Lines containing "JSON": state how many there are in these entries, and write only that number.
(Beginning of Input for this task)
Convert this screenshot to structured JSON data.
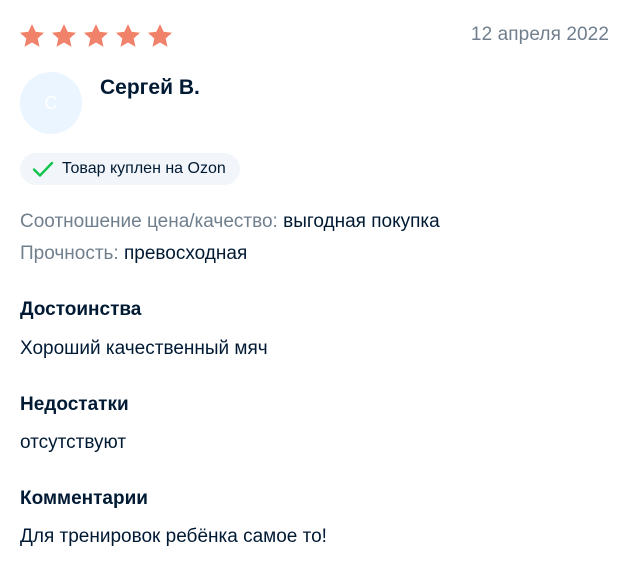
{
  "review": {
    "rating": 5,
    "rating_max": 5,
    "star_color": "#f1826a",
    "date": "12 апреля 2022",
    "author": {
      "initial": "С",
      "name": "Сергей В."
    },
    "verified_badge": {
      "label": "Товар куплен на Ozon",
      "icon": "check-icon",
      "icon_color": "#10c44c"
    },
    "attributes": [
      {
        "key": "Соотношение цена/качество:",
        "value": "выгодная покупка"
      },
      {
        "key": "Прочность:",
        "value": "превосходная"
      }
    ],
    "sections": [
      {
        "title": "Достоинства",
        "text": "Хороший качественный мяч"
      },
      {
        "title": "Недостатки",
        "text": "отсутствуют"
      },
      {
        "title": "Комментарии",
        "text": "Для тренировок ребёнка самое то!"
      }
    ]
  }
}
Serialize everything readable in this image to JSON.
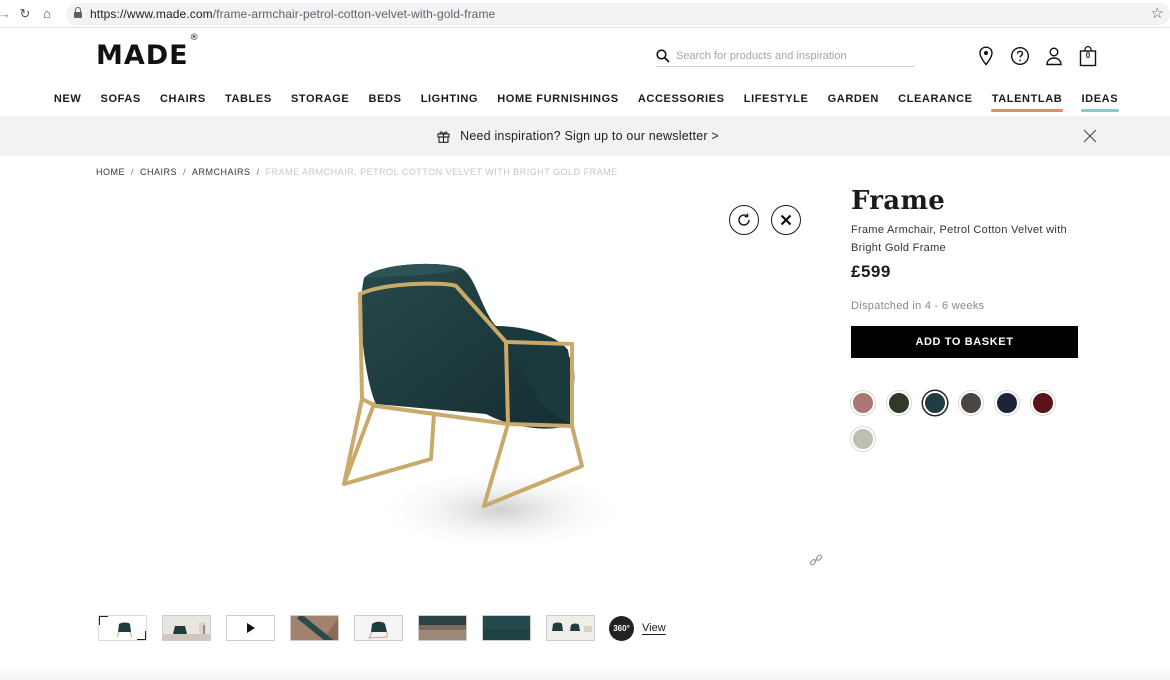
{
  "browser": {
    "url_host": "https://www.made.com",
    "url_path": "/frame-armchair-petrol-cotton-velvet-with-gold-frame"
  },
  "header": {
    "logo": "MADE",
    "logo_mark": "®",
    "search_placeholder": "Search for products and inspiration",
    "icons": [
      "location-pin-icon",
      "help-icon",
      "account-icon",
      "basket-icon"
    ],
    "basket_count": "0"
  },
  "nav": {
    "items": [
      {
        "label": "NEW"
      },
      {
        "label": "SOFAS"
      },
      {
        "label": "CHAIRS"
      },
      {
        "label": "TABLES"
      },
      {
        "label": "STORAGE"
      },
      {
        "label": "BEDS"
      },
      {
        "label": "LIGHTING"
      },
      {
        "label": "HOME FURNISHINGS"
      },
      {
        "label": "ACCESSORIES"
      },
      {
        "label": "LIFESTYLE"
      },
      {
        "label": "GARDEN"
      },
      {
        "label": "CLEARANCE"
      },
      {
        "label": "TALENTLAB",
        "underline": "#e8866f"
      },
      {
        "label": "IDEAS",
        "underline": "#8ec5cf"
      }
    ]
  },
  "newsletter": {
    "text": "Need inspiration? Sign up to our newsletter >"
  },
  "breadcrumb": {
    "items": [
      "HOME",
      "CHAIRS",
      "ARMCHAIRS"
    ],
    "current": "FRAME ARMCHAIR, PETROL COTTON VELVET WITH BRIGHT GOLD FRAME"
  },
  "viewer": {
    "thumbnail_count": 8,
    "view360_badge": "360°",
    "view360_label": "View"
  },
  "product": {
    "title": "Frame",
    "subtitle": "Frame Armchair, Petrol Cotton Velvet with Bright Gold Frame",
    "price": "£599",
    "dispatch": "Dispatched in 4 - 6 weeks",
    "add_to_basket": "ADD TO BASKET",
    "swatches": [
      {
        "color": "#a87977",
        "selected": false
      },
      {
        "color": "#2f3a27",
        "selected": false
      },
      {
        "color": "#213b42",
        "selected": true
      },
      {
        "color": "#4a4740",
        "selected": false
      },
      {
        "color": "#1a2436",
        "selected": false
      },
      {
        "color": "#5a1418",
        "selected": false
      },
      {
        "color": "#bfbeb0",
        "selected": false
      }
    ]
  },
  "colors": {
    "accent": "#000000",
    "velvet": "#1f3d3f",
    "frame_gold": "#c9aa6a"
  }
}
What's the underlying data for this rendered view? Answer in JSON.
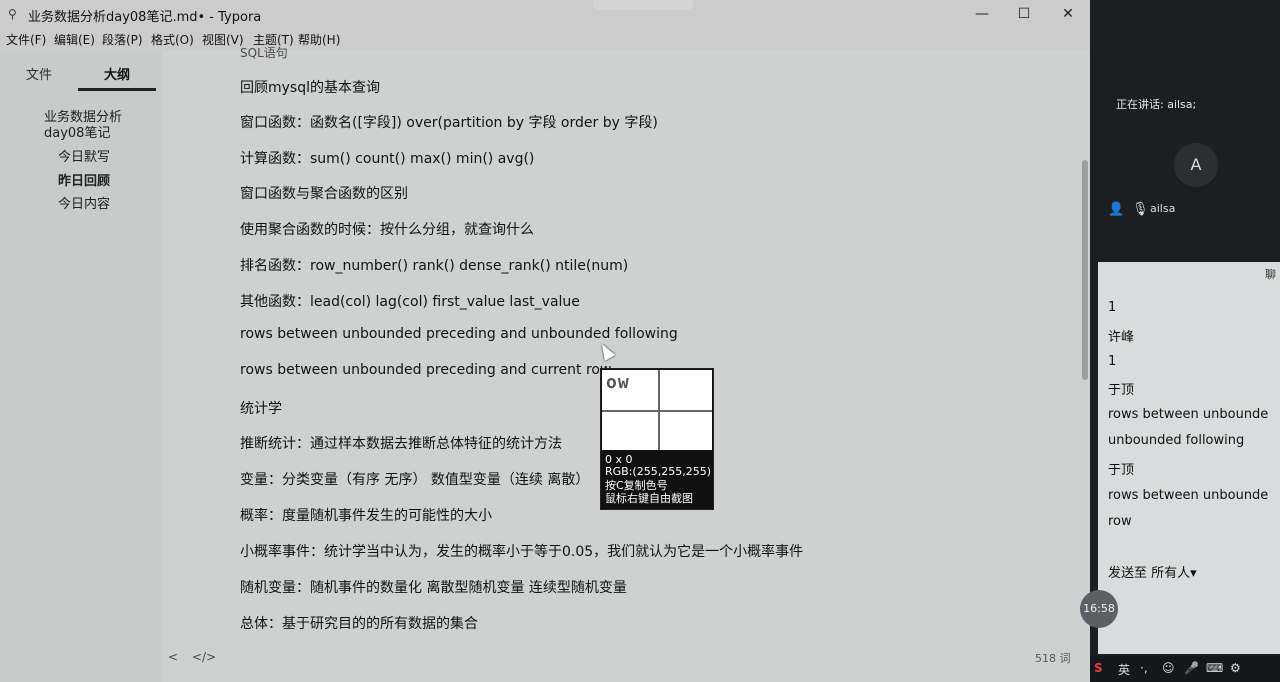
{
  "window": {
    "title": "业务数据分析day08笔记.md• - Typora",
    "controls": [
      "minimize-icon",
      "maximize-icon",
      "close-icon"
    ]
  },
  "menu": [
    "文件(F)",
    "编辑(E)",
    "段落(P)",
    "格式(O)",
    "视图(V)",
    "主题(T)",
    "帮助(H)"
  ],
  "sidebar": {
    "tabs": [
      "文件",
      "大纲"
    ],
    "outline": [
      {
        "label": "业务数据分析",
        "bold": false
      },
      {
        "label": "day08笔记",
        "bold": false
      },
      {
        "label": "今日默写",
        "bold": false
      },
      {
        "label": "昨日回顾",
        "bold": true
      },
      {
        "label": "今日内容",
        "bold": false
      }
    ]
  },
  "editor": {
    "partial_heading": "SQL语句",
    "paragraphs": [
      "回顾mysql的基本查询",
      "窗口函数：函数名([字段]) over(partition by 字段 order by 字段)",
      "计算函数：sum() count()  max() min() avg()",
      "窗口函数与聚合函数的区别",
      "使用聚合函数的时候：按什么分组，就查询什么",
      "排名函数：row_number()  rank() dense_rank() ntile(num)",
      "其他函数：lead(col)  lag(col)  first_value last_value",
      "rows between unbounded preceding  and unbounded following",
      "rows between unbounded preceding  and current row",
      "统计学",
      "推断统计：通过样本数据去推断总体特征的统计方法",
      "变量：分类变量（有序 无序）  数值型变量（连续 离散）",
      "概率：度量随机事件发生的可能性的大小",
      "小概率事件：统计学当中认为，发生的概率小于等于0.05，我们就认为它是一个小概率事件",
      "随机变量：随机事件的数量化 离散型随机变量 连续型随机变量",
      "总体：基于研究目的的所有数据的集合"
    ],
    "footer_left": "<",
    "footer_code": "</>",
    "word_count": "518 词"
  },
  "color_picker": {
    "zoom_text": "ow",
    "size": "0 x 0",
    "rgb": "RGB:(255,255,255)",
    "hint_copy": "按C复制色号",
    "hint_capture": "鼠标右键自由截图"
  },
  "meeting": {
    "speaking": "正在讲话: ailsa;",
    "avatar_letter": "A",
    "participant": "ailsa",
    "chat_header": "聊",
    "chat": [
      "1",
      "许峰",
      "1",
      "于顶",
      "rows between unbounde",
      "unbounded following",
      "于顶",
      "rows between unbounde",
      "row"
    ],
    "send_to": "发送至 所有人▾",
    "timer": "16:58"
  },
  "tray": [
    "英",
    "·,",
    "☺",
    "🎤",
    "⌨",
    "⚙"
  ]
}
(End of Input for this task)
**Response to the exercise:** 3